"Obviously, we’re thrilled about the great results so far this year," says Jeff Burnstein, RIA president. "The strong sales reflect increased demand for robotics in industries such as automotive, plastics and rubber, and metals.
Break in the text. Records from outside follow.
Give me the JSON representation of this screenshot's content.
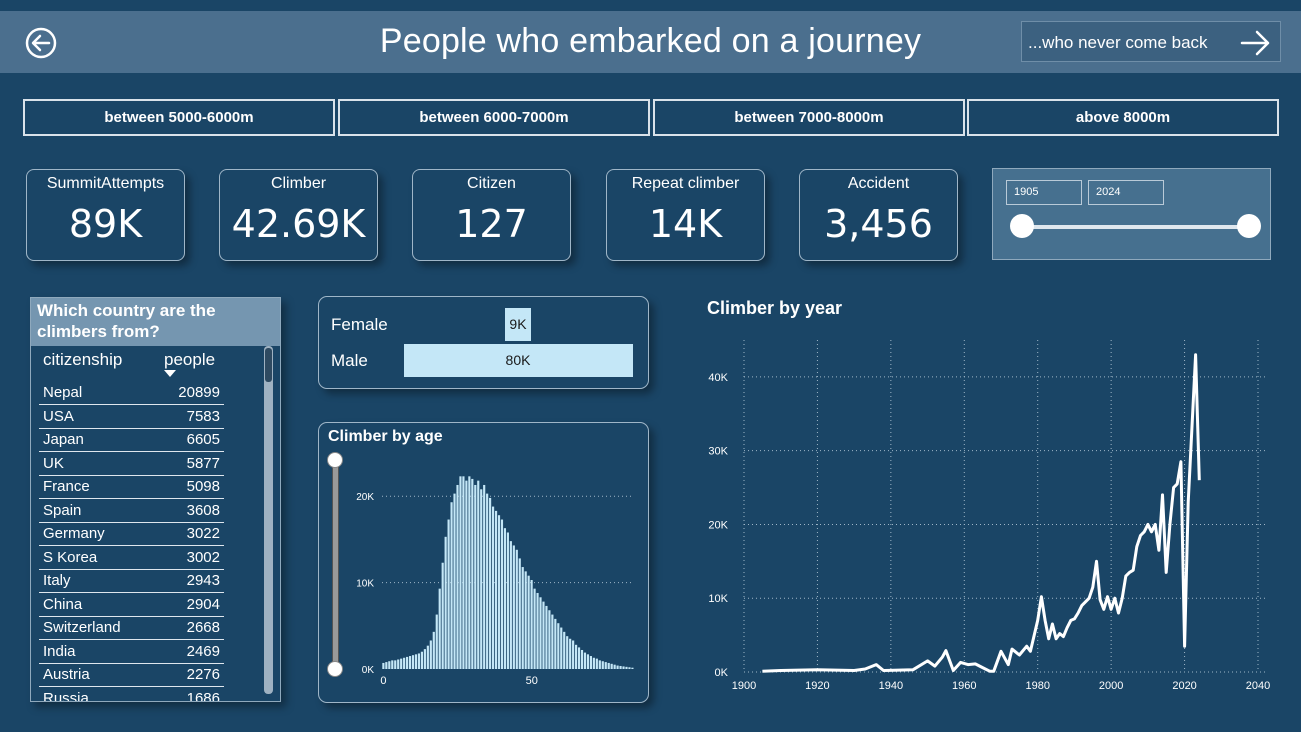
{
  "header": {
    "title": "People who embarked on a journey",
    "next_label": "...who never come back"
  },
  "ranges": [
    "between 5000-6000m",
    "between 6000-7000m",
    "between 7000-8000m",
    "above 8000m"
  ],
  "kpis": [
    {
      "label": "SummitAttempts",
      "value": "89K"
    },
    {
      "label": "Climber",
      "value": "42.69K"
    },
    {
      "label": "Citizen",
      "value": "127"
    },
    {
      "label": "Repeat climber",
      "value": "14K"
    },
    {
      "label": "Accident",
      "value": "3,456"
    }
  ],
  "year_slider": {
    "from": "1905",
    "to": "2024"
  },
  "country_table": {
    "title": "Which country are the climbers from?",
    "col1": "citizenship",
    "col2": "people",
    "rows": [
      {
        "country": "Nepal",
        "people": "20899"
      },
      {
        "country": "USA",
        "people": "7583"
      },
      {
        "country": "Japan",
        "people": "6605"
      },
      {
        "country": "UK",
        "people": "5877"
      },
      {
        "country": "France",
        "people": "5098"
      },
      {
        "country": "Spain",
        "people": "3608"
      },
      {
        "country": "Germany",
        "people": "3022"
      },
      {
        "country": "S Korea",
        "people": "3002"
      },
      {
        "country": "Italy",
        "people": "2943"
      },
      {
        "country": "China",
        "people": "2904"
      },
      {
        "country": "Switzerland",
        "people": "2668"
      },
      {
        "country": "India",
        "people": "2469"
      },
      {
        "country": "Austria",
        "people": "2276"
      },
      {
        "country": "Russia",
        "people": "1686"
      }
    ]
  },
  "colors": {
    "background": "#1a4566",
    "bar": "#c4e7f7",
    "header": "#4b6f8e",
    "line": "#ffffff"
  },
  "chart_data": [
    {
      "type": "bar",
      "orientation": "horizontal",
      "categories": [
        "Female",
        "Male"
      ],
      "values": [
        9000,
        80000
      ],
      "data_labels": [
        "9K",
        "80K"
      ]
    },
    {
      "type": "bar",
      "title": "Climber by age",
      "x": [
        0,
        1,
        2,
        3,
        4,
        5,
        6,
        7,
        8,
        9,
        10,
        11,
        12,
        13,
        14,
        15,
        16,
        17,
        18,
        19,
        20,
        21,
        22,
        23,
        24,
        25,
        26,
        27,
        28,
        29,
        30,
        31,
        32,
        33,
        34,
        35,
        36,
        37,
        38,
        39,
        40,
        41,
        42,
        43,
        44,
        45,
        46,
        47,
        48,
        49,
        50,
        51,
        52,
        53,
        54,
        55,
        56,
        57,
        58,
        59,
        60,
        61,
        62,
        63,
        64,
        65,
        66,
        67,
        68,
        69,
        70,
        71,
        72,
        73,
        74,
        75,
        76,
        77,
        78,
        79,
        80,
        81,
        82,
        83,
        84
      ],
      "values": [
        700,
        800,
        900,
        1000,
        1000,
        1100,
        1200,
        1300,
        1400,
        1500,
        1600,
        1700,
        1800,
        2000,
        2300,
        2700,
        3300,
        4300,
        6300,
        9300,
        12300,
        15300,
        17300,
        19300,
        20300,
        21300,
        22300,
        22300,
        21800,
        22300,
        22000,
        21300,
        21800,
        20800,
        21300,
        20300,
        19800,
        18800,
        18300,
        17800,
        17300,
        16300,
        15800,
        14800,
        14300,
        13800,
        12800,
        11800,
        11300,
        10800,
        10300,
        9300,
        8800,
        8300,
        7800,
        7300,
        6800,
        6300,
        5800,
        5300,
        4800,
        4300,
        3800,
        3500,
        3300,
        2800,
        2500,
        2200,
        1900,
        1700,
        1500,
        1300,
        1200,
        1000,
        900,
        800,
        700,
        600,
        500,
        400,
        350,
        300,
        250,
        200,
        150
      ],
      "xticks": [
        0,
        50
      ],
      "yticks": [
        "0K",
        "10K",
        "20K"
      ],
      "ylim": [
        0,
        25000
      ]
    },
    {
      "type": "line",
      "title": "Climber by year",
      "x": [
        1905,
        1910,
        1920,
        1930,
        1933,
        1936,
        1938,
        1946,
        1950,
        1952,
        1954,
        1955,
        1957,
        1959,
        1961,
        1963,
        1965,
        1967,
        1968,
        1970,
        1972,
        1973,
        1975,
        1977,
        1978,
        1980,
        1981,
        1982,
        1983,
        1984,
        1985,
        1986,
        1987,
        1988,
        1989,
        1990,
        1991,
        1992,
        1993,
        1994,
        1995,
        1996,
        1997,
        1998,
        1999,
        2000,
        2001,
        2002,
        2003,
        2004,
        2005,
        2006,
        2007,
        2008,
        2009,
        2010,
        2011,
        2012,
        2013,
        2014,
        2015,
        2016,
        2017,
        2018,
        2019,
        2020,
        2021,
        2022,
        2023,
        2024
      ],
      "values": [
        100,
        200,
        300,
        200,
        400,
        1000,
        200,
        300,
        1500,
        800,
        2000,
        2900,
        200,
        1300,
        1000,
        1100,
        600,
        100,
        100,
        2800,
        1000,
        3100,
        2300,
        3500,
        2800,
        7000,
        10200,
        7000,
        4500,
        6500,
        4500,
        5200,
        4800,
        6000,
        7000,
        7200,
        8000,
        9000,
        9500,
        10000,
        11500,
        15000,
        9800,
        8500,
        10200,
        8500,
        10000,
        8000,
        10000,
        13000,
        13500,
        13800,
        17000,
        18500,
        19000,
        20000,
        19000,
        20000,
        16500,
        24000,
        13500,
        20000,
        25000,
        25500,
        28500,
        3500,
        23000,
        33000,
        43000,
        26000
      ],
      "xticks": [
        1900,
        1920,
        1940,
        1960,
        1980,
        2000,
        2020,
        2040
      ],
      "yticks": [
        "0K",
        "10K",
        "20K",
        "30K",
        "40K"
      ],
      "ylim": [
        0,
        45000
      ],
      "grid": true
    }
  ]
}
However, as the economy slows, it’s not clear that these numbers will remain as strong heading forward."
Orders for spot welding robots, used primarily in automotive solutions, jumped 68% in the first half of 2012. Other big jumps were seen in coating and dispensing (42%), arc welding (20%), and assembly (19%). Material removal orders, a smaller application area, rose 364%. Automotive-related orders accounted for 65% of units and 64% of dollars in the first half of 2012. This represents sharp gains of 44% in units and 56% in dollars over the opening half of 2011.
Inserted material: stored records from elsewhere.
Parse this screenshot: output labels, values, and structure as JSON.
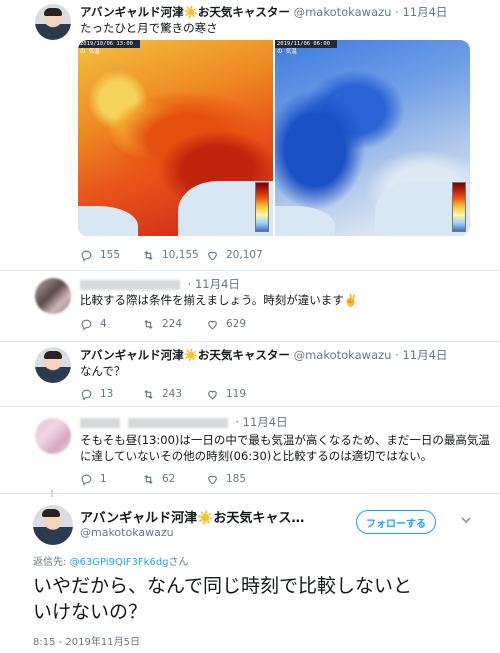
{
  "tweet1": {
    "name": "アバンギャルド河津☀️お天気キャスター",
    "handle": "@makotokawazu",
    "time": "11月4日",
    "text": "たったひと月で驚きの寒さ",
    "map_left_label": "2019/10/06 13:00 の 気温",
    "map_right_label": "2019/11/06 06:00 の 気温",
    "replies": "155",
    "retweets": "10,155",
    "likes": "20,107"
  },
  "reply1": {
    "time": "11月4日",
    "text": "比較する際は条件を揃えましょう。時刻が違います✌️",
    "replies": "4",
    "retweets": "224",
    "likes": "629"
  },
  "tweet2": {
    "name": "アバンギャルド河津☀️お天気キャスター",
    "handle": "@makotokawazu",
    "time": "11月4日",
    "text": "なんで？",
    "replies": "13",
    "retweets": "243",
    "likes": "119"
  },
  "reply2": {
    "time": "11月4日",
    "text_line1": "そもそも昼(13:00)は一日の中で最も気温が高くなるため、まだ一日の最高気温",
    "text_line2": "に達していないその他の時刻(06:30)と比較するのは適切ではない。",
    "replies": "1",
    "retweets": "62",
    "likes": "185"
  },
  "main_tweet": {
    "name": "アバンギャルド河津☀️お天気キャス…",
    "handle": "@makotokawazu",
    "follow_label": "フォローする",
    "reply_to_label": "返信先:",
    "reply_to_handle": "@63GPi9QIF3Fk6dg",
    "reply_to_suffix": "さん",
    "text_line1": "いやだから、なんで同じ時刻で比較しないと",
    "text_line2": "いけないの？",
    "timestamp": "8:15 - 2019年11月5日"
  },
  "colors": {
    "accent": "#1da1f2",
    "muted": "#657786",
    "text": "#14171a"
  }
}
"It’s great that the auto-related numbers continue to post huge gains, but as we know, automotive industry purchases are cyclical," Burnstein explains. "However, we were disappointed to see nonautomotive-related orders fall 8% in units and 1% in dollars in the first half of the year, with even sharper declines in the second quarter alone."
RIA estimates that some 220,000 robots are now used in the United States, placing the US second only to Japan in robot use.
Laser developer Trumpf Inc. (Farmington, CT, and Ditzingen, Germany) has opened an Asian production facility for disk lasers at Trumpf Japan in Yokohama. Peter Leibinger, vice chairman of the managing board, officially inaugurated the new TruDisk production facility in Yokohama, which is Trumpf’s third production site for disk lasers after Schramberg, Germany, and Farmington. The disk laser’s strong international appeal generated the need for the Yokohama facility, according to Trumpf, noting high demand for disk lasers, especially when integrated into the company’s TruLaser Cell 8030 multiaxis laser cutting system that was designed specifically for the hot formed cutting market.
Helukabel USA (Elgin, IL), a provider of cable, wire and accessories for robotics, announced it has expanded its Robotic Services Division with the acquisition of Robotec Systems GmbH (Kamp-Lintfort, Germany), which will be operated as a fully owned subsidiary. Helukabel’s former robotics business unit, Helurobotics, will merge with the newly acquired subsidiary and operate under the Robotec Systems name. The new company will offer a complete range of robotic cabling services for industries relying on robots for automated work flow, including aerospace, automotive, consumer goods, food, metal fabrication, medical, pharmaceutical and packaging.
This article was first published in the September 2012 edition of Manufacturing Engineering magazine. Click here for PDF.